### [WHAT THE TASK ASKS]
Each line of the data must be set down again without a single difference.

Collected data:
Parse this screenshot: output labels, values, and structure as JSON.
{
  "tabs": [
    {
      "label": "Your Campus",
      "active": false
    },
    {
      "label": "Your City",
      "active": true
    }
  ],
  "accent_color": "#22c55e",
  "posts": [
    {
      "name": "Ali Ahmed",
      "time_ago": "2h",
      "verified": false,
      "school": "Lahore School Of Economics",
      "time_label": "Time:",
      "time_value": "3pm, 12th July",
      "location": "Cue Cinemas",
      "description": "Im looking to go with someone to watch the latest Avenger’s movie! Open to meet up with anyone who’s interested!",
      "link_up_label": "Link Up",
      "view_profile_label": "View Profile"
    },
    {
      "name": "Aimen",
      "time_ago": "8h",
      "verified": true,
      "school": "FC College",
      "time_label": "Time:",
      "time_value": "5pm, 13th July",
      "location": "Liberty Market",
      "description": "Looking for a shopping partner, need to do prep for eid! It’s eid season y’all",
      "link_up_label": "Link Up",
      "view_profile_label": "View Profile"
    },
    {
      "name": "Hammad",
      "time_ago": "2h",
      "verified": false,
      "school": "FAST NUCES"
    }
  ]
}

### [TASK SOLUTION]
Parse this screenshot: output labels, values, and structure as JSON.
{
  "tabs": [
    {
      "label": "Your Campus",
      "active": false
    },
    {
      "label": "Your City",
      "active": true
    }
  ],
  "accent_color": "#22c55e",
  "posts": [
    {
      "name": "Ali Ahmed",
      "time_ago": "2h",
      "verified": false,
      "school": "Lahore School Of Economics",
      "time_label": "Time:",
      "time_value": "3pm, 12th July",
      "location": "Cue Cinemas",
      "description": "Im looking to go with someone to watch the latest Avenger’s movie! Open to meet up with anyone who’s interested!",
      "link_up_label": "Link Up",
      "view_profile_label": "View Profile"
    },
    {
      "name": "Aimen",
      "time_ago": "8h",
      "verified": true,
      "school": "FC College",
      "time_label": "Time:",
      "time_value": "5pm, 13th July",
      "location": "Liberty Market",
      "description": "Looking for a shopping partner, need to do prep for eid! It’s eid season y’all",
      "link_up_label": "Link Up",
      "view_profile_label": "View Profile"
    },
    {
      "name": "Hammad",
      "time_ago": "2h",
      "verified": false,
      "school": "FAST NUCES"
    }
  ]
}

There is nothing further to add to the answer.